Dataset records: Begin
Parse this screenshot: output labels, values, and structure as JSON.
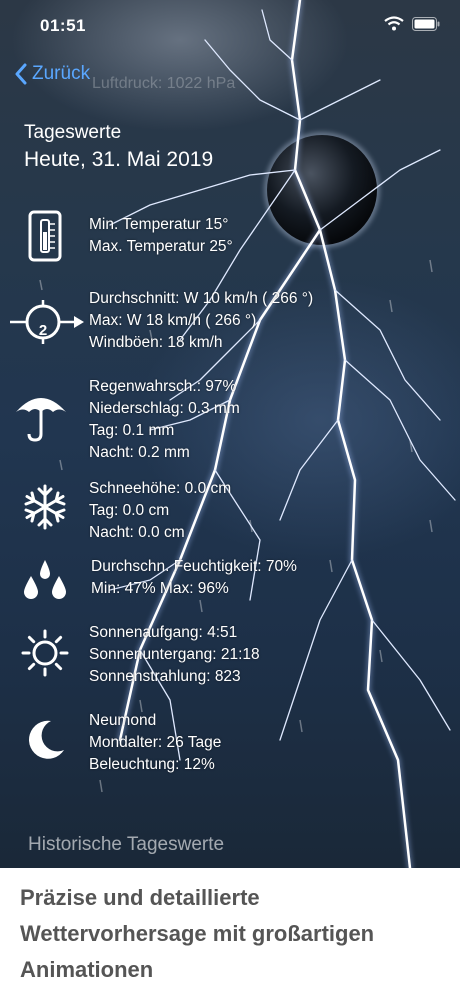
{
  "status_bar": {
    "time": "01:51"
  },
  "nav": {
    "back_label": "Zurück",
    "overlay_text": "Luftdruck: 1022 hPa"
  },
  "header": {
    "section_title": "Tageswerte",
    "date": "Heute, 31. Mai 2019"
  },
  "temperature": {
    "icon": "thermometer-icon",
    "lines": [
      "Min. Temperatur 15°",
      "Max. Temperatur 25°"
    ]
  },
  "wind": {
    "icon": "compass-icon",
    "compass_value": "2",
    "lines": [
      "Durchschnitt: W 10 km/h ( 266 °)",
      "Max: W 18 km/h ( 266 °)",
      "Windböen: 18 km/h"
    ]
  },
  "rain": {
    "icon": "umbrella-icon",
    "lines": [
      "Regenwahrsch.: 97%",
      "Niederschlag: 0.3 mm",
      "Tag: 0.1 mm",
      "Nacht: 0.2 mm"
    ]
  },
  "snow": {
    "icon": "snowflake-icon",
    "lines": [
      "Schneehöhe: 0.0 cm",
      "Tag: 0.0 cm",
      "Nacht: 0.0 cm"
    ]
  },
  "humidity": {
    "icon": "water-drops-icon",
    "lines": [
      "Durchschn. Feuchtigkeit: 70%",
      "Min: 47%  Max: 96%"
    ]
  },
  "sun": {
    "icon": "sun-icon",
    "lines": [
      "Sonnenaufgang: 4:51",
      "Sonnenuntergang: 21:18",
      "Sonnenstrahlung: 823"
    ]
  },
  "moon": {
    "icon": "moon-icon",
    "lines": [
      "Neumond",
      "Mondalter: 26 Tage",
      "Beleuchtung: 12%"
    ]
  },
  "footer": {
    "history_label": "Historische Tageswerte"
  },
  "caption": {
    "text": "Präzise und detaillierte Wettervorhersage mit großartigen Animationen"
  },
  "colors": {
    "link": "#5aa7ff",
    "caption_text": "#555555",
    "background_dark": "#213650"
  }
}
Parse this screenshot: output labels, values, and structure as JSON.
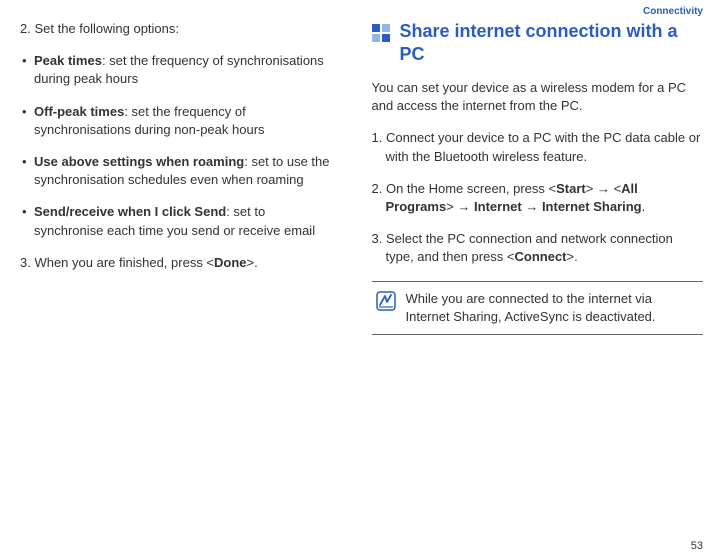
{
  "header": {
    "section": "Connectivity"
  },
  "pageNumber": "53",
  "left": {
    "step2_intro": "2. Set the following options:",
    "bullets": [
      {
        "term": "Peak times",
        "desc": ": set the frequency of synchronisations during peak hours"
      },
      {
        "term": "Off-peak times",
        "desc": ": set the frequency of synchronisations during non-peak hours"
      },
      {
        "term": "Use above settings when roaming",
        "desc": ": set to use the synchronisation schedules even when roaming"
      },
      {
        "term": "Send/receive when I click Send",
        "desc": ": set to synchronise each time you send or receive email"
      }
    ],
    "step3_pre": "3. When you are finished, press <",
    "step3_key": "Done",
    "step3_post": ">."
  },
  "right": {
    "heading": "Share internet connection with a PC",
    "intro": "You can set your device as a wireless modem for a PC and access the internet from the PC.",
    "step1": "1. Connect your device to a PC with the PC data cable or with the Bluetooth wireless feature.",
    "step2": {
      "t0": "2. On the Home screen, press <",
      "k0": "Start",
      "t1": "> → <",
      "k1": "All Programs",
      "t2": "> → ",
      "k2": "Internet",
      "t3": " → ",
      "k3": "Internet Sharing",
      "t4": "."
    },
    "step3": {
      "t0": "3. Select the PC connection and network connection type, and then press <",
      "k0": "Connect",
      "t1": ">."
    },
    "note": "While you are connected to the internet via Internet Sharing, ActiveSync is deactivated."
  }
}
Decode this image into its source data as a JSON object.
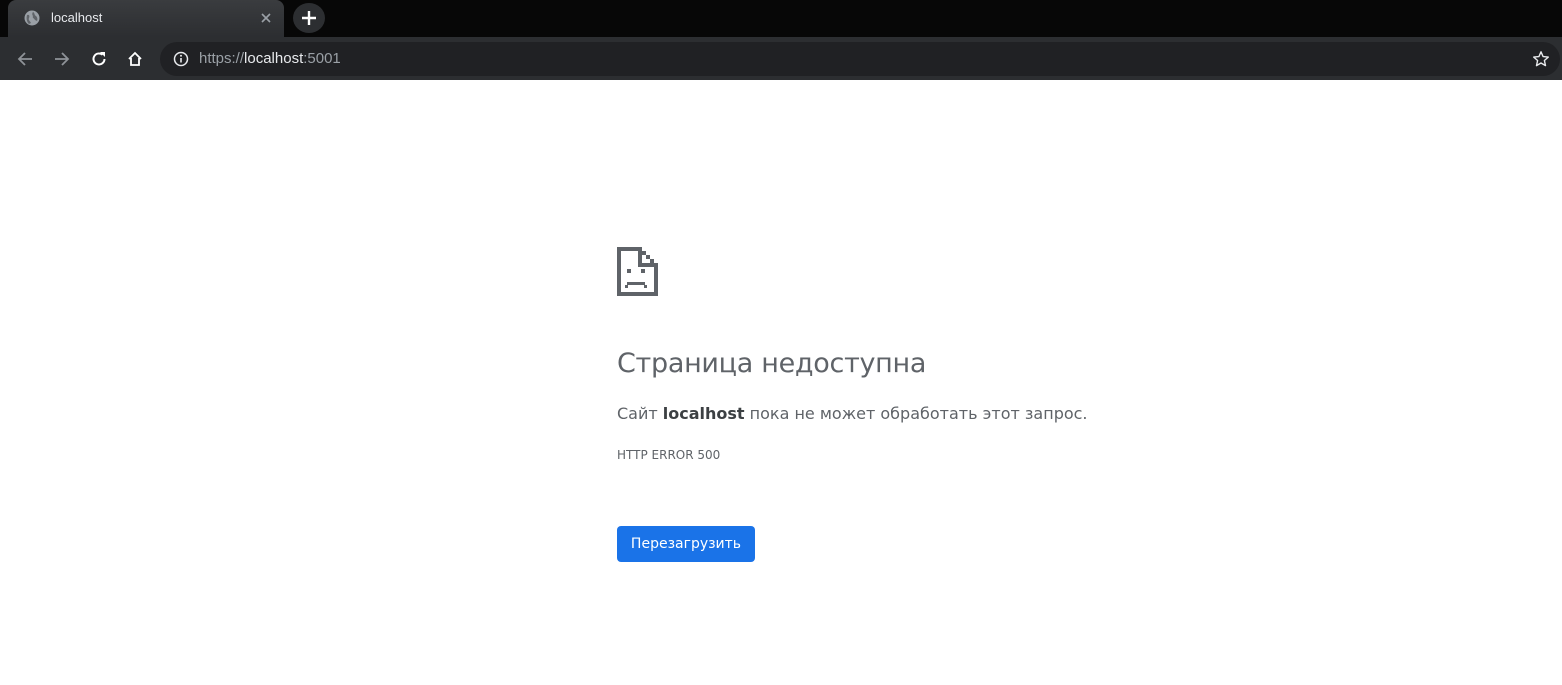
{
  "browser": {
    "tab": {
      "title": "localhost",
      "favicon": "globe-icon",
      "close": "close-icon"
    },
    "new_tab": "plus-icon",
    "toolbar": {
      "back": "arrow-left-icon",
      "forward": "arrow-right-icon",
      "reload": "reload-icon",
      "home": "home-icon"
    },
    "omnibox": {
      "security_icon": "info-icon",
      "url_scheme": "https://",
      "url_host": "localhost",
      "url_port": ":5001",
      "bookmark_icon": "star-outline-icon"
    }
  },
  "error_page": {
    "icon": "sad-page-icon",
    "heading": "Страница недоступна",
    "message_prefix": "Сайт ",
    "message_host": "localhost",
    "message_suffix": " пока не может обработать этот запрос.",
    "error_code": "HTTP ERROR 500",
    "reload_button_label": "Перезагрузить"
  },
  "colors": {
    "tab_strip_bg": "#070707",
    "toolbar_bg": "#2c2e31",
    "omnibox_bg": "#202124",
    "text_primary": "#5f6368",
    "button_bg": "#1a73e8"
  }
}
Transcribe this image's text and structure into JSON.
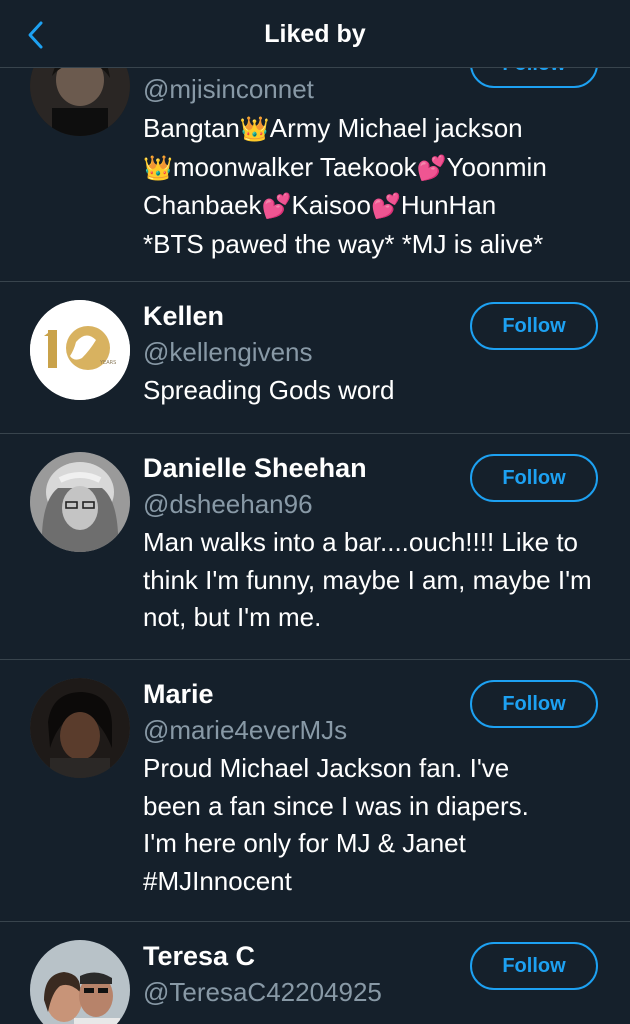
{
  "header": {
    "title": "Liked by",
    "back_icon": "chevron-left-icon"
  },
  "colors": {
    "background": "#15202b",
    "accent": "#1da1f2",
    "secondary_text": "#8899a6",
    "divider": "#38444d"
  },
  "users": [
    {
      "name": "",
      "handle": "@mjisinconnet",
      "follow_label": "Follow",
      "bio": {
        "line1_a": "Bangtan",
        "line1_emoji": "👑",
        "line1_b": "Army Michael jackson",
        "line2_emoji": "👑",
        "line2_b": "moonwalker Taekook",
        "line2_emoji2": "💕",
        "line2_c": "Yoonmin",
        "line3_a": "Chanbaek",
        "line3_emoji": "💕",
        "line3_b": "Kaisoo",
        "line3_emoji2": "💕",
        "line3_c": "HunHan",
        "line4": "*BTS pawed the way* *MJ is alive*"
      }
    },
    {
      "name": "Kellen",
      "handle": "@kellengivens",
      "follow_label": "Follow",
      "avatar_text": "YEARS",
      "bio": "Spreading Gods word"
    },
    {
      "name": "Danielle Sheehan",
      "handle": "@dsheehan96",
      "follow_label": "Follow",
      "bio": "Man walks into a bar....ouch!!!! Like to think I'm funny, maybe I am, maybe I'm not, but I'm me."
    },
    {
      "name": "Marie",
      "handle": "@marie4everMJs",
      "follow_label": "Follow",
      "bio": "Proud Michael Jackson fan. I've been a fan since I was in diapers. I'm here only for MJ & Janet #MJInnocent"
    },
    {
      "name": "Teresa C",
      "handle": "@TeresaC42204925",
      "follow_label": "Follow",
      "bio": ""
    }
  ]
}
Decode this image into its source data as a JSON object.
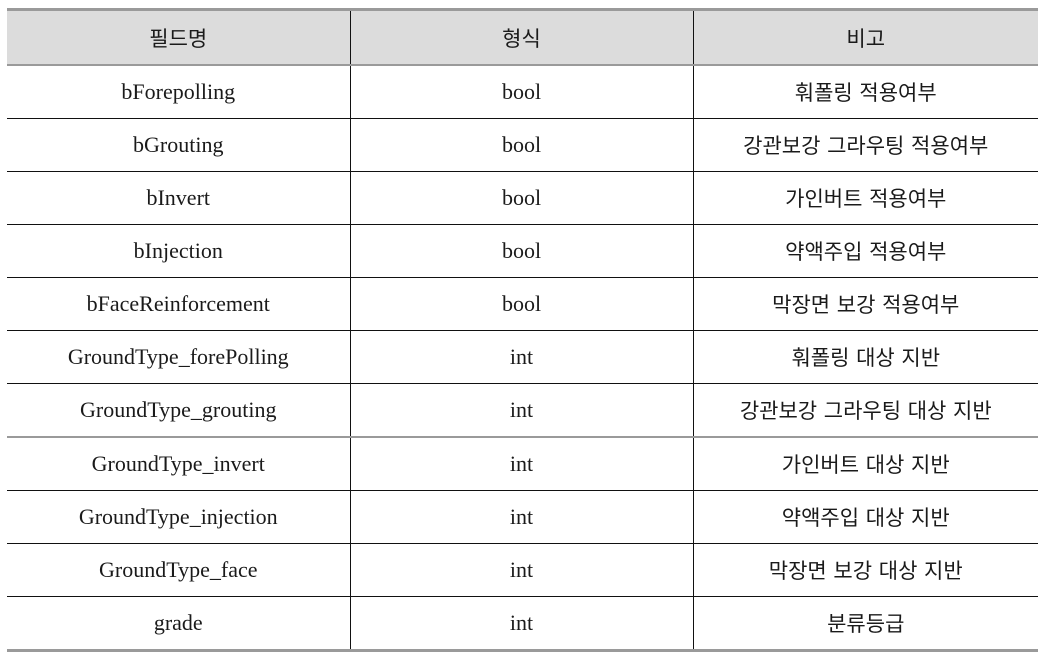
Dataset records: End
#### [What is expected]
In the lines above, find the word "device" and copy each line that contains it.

#### [Response]
    "intro": "You can set your device as a wireless modem for a PC and access the internet from the PC.",
    "step1": "1. Connect your device to a PC with the PC data cable or with the Bluetooth wireless feature.",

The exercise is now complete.